MotorCities National Heritage Area

By Robert Tate, Automotive Historian and Researcher
Images Courtesy of Robert Tate's Collection/Ford Motor Company
Published 07.25.2018

Ford Skyliner assembly line 1 Tate Collection RESIZED

In 1957, Ford Motor Company sales increased dramatically, and for the first time in many years, the Ford nameplate regained the first place sales spot from Chevrolet. New for 1957 was the great-looking and exciting Fairlane 500 Skyliner Retractable Hardtop model which proved very popular. The vehicle cost $2,945 and was the highest priced model in Ford's lineup. Today, these cars have become classics and very collectible for automotive enthusiasts worldwide.


Ford Skyliner brochure 2 Tate Collection RESIZED 

The Ford retractable models were manufactured at assembly plants in Dearborn, Michigan; Mahwah, New Jersey; Louisville, Kentucky; Kansas City, Missouri; and San Jose California. Ford’s advertising called it “The exciting new Ford Skyliner … World’s Only Hide-Away Hardtop,” and they were introduced to the public in dealer showrooms on April 18, 1957. Ford said this about the new retractable hardtop during its introduction: “Here is the car the whole world has long dreamed about, the world's only Hide-Away Hardtop. Touch the magic button and the Hide-Away roof vanishes into the rear deck and you're sitting in the dreamiest convertible under the sun.”

Ford Skyliner brochure 3 Tate Collection RESIZED

Ford designers and engineers had worked together for five years in secrecy to design a vehicle that offered great styling and innovative engineering. The operation of the retractable top was very simple. During the time of operation, the driver would touch the top button, electric locks would release in the trunk lid, and the roof would rise up and back out of the way. Then, locks would automatically release in the top area, which would swing back and down into the trunk. The trunk area would close and lock itself. Within 48-50 seconds, the model converted from a closed hardtop to an open-air vehicle.

Ford Skyliner ad 4 Tate Collection RESIZED

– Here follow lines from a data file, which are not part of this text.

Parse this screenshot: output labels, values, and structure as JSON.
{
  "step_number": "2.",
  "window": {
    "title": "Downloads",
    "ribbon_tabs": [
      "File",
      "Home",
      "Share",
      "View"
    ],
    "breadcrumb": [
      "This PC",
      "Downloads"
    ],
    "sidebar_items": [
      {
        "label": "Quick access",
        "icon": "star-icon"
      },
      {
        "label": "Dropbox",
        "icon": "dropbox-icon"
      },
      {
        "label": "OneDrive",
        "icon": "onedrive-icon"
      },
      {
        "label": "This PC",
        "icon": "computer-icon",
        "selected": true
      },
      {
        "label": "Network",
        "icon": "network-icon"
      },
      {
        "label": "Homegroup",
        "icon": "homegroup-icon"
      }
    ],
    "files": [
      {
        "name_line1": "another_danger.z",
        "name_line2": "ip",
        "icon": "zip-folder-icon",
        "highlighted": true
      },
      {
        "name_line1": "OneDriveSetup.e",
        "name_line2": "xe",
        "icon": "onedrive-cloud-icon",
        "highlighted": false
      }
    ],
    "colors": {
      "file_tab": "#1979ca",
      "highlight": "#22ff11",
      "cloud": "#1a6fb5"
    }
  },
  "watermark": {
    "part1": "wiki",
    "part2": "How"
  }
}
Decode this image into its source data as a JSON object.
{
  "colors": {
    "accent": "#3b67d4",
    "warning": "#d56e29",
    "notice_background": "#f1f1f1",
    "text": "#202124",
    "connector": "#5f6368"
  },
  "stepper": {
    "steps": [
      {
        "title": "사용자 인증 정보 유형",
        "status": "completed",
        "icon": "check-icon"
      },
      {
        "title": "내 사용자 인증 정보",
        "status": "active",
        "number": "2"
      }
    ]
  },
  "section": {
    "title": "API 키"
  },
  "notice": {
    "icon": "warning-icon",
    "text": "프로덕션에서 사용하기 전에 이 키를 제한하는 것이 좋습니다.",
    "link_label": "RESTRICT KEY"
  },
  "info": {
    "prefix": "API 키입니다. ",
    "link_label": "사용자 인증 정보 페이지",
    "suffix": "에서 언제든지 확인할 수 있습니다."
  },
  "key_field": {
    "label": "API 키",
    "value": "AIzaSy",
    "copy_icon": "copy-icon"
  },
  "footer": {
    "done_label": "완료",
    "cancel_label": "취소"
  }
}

The Ford Skyliner also represented the beginning of a new era in automotive designs. Spacious styling with handsome appointments for both the driver and passengers packaged in a truly great-looking car. The models were manufactured in 12 new single colors or 13 new two-tone color styles.

1957 Ford Skyliner 5 Tate Collection RESIZED

Unfortunately, the Skyliner models were plagued with problems, including issues with the retractable top that sometimes did not work at all. In addition, drivers could have problems with the luggage space when traveling. If the luggage was not properly stored, the retractable top would sometimes damage the luggage or vice versa.

1957 Ford Skyliner 6 Tate Collection RESIZED

The Ford Skyliner was only manufactured for three years from 1957-1959. The 1957 Ford Skyliner retractable model was a unique mid-1957 arrival, based on earlier developmental engineering by the Continental Division. Ford sold 20,766 retractable models in 1957, however, sales would begin to taper off, because they cost $340 dollars more than a Fairlane Sunliner convertible priced at $2,605. Ford Rouge News on June 21,1957 said, “In May, one out of 12 Ford cars sold was a convertible, either a conventional convertible with a fabric top or the Skyliner with a steel top that retracts into the trunk area. More than 5,000 people have purchased the Skyliner since it was introduced two months ago.”

In conclusion, Ford hit a home run with their styling in 1957, which was proven later by sales figures. Some of the individuals that were a part of the 1957 Ford designs were George Walker, vice president for Ford Styling, along with Frank Hershey, Joe Oros, Bill Boyer and other Ford designers. For more information on the 1957 Ford retractable models, contact the International Ford Retractable Club in Cicero, New York at 315.877.6553 or on the web at by clicking here.   



Dammann, George H. “Illustrated History of Ford 1903-1970.” Crestline Publishing, 1970.

Consumer Guide. “1957 Cars.” Volume 162, November 1977.

Sorensen, Lorin. “Ford's Golden Fifties.” Silverado Publishing Company.

Lamm, Michael & Holls, Dave. “A Century of Automotive Style: 100 Years of  American Car Design.” 1996-1997.